Task instructions. Pictures aside, repeat the listing below exactly.

● ● ● ● ●

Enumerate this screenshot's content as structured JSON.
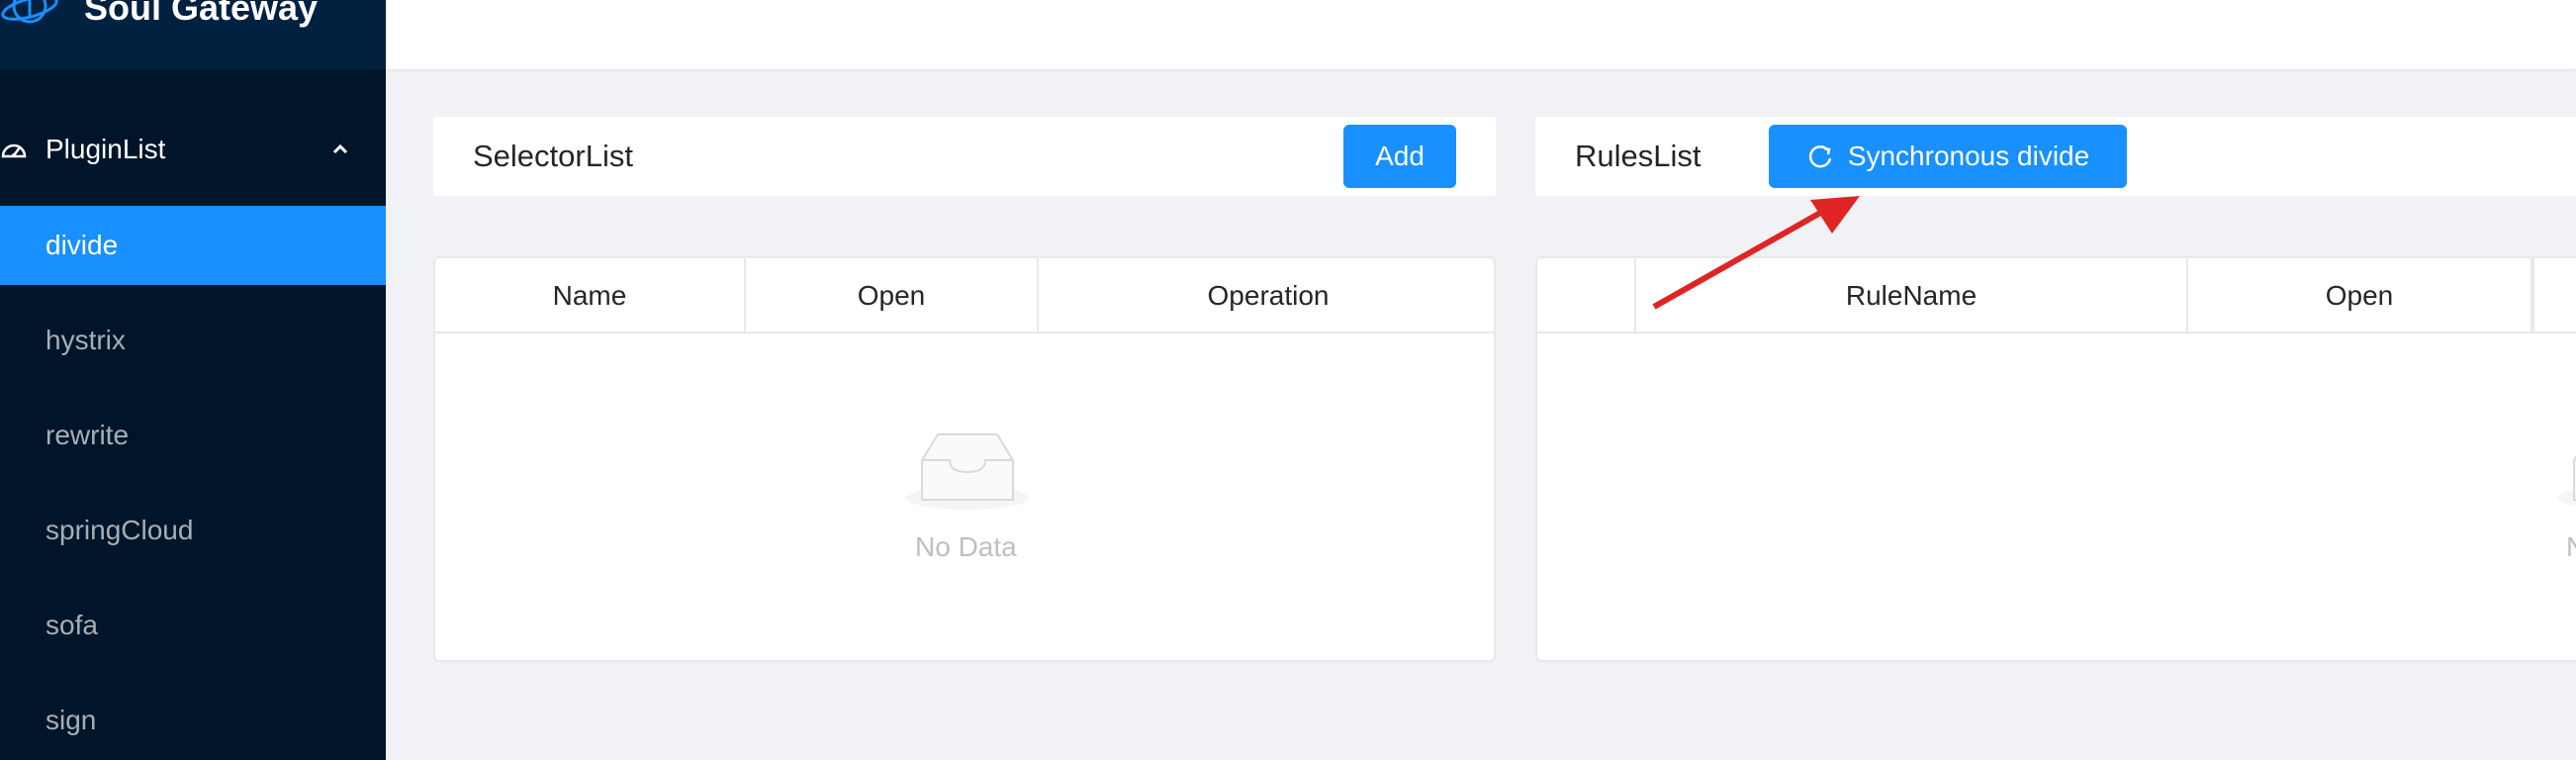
{
  "app": {
    "title": "Soul Gateway"
  },
  "sidebar": {
    "submenu": {
      "label": "PluginList",
      "icon": "dashboard-icon",
      "expanded": true
    },
    "items": [
      {
        "label": "divide",
        "active": true
      },
      {
        "label": "hystrix",
        "active": false
      },
      {
        "label": "rewrite",
        "active": false
      },
      {
        "label": "springCloud",
        "active": false
      },
      {
        "label": "sofa",
        "active": false
      },
      {
        "label": "sign",
        "active": false
      }
    ]
  },
  "selector_panel": {
    "title": "SelectorList",
    "add_label": "Add",
    "columns": [
      "Name",
      "Open",
      "Operation"
    ],
    "empty_text": "No Data"
  },
  "rules_panel": {
    "title": "RulesList",
    "sync_label": "Synchronous divide",
    "columns": [
      "",
      "RuleName",
      "Open"
    ],
    "empty_text": "No Data"
  },
  "colors": {
    "sidebar_bg": "#001529",
    "primary": "#1890ff",
    "annotation_arrow": "#e02424"
  }
}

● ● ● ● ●

Answer box.
Enumerate this screenshot's content as structured JSON.
{
  "app": {
    "title": "Soul Gateway"
  },
  "sidebar": {
    "submenu": {
      "label": "PluginList",
      "icon": "dashboard-icon",
      "expanded": true
    },
    "items": [
      {
        "label": "divide",
        "active": true
      },
      {
        "label": "hystrix",
        "active": false
      },
      {
        "label": "rewrite",
        "active": false
      },
      {
        "label": "springCloud",
        "active": false
      },
      {
        "label": "sofa",
        "active": false
      },
      {
        "label": "sign",
        "active": false
      }
    ]
  },
  "selector_panel": {
    "title": "SelectorList",
    "add_label": "Add",
    "columns": [
      "Name",
      "Open",
      "Operation"
    ],
    "empty_text": "No Data"
  },
  "rules_panel": {
    "title": "RulesList",
    "sync_label": "Synchronous divide",
    "columns": [
      "",
      "RuleName",
      "Open"
    ],
    "empty_text": "No Data"
  },
  "colors": {
    "sidebar_bg": "#001529",
    "primary": "#1890ff",
    "annotation_arrow": "#e02424"
  }
}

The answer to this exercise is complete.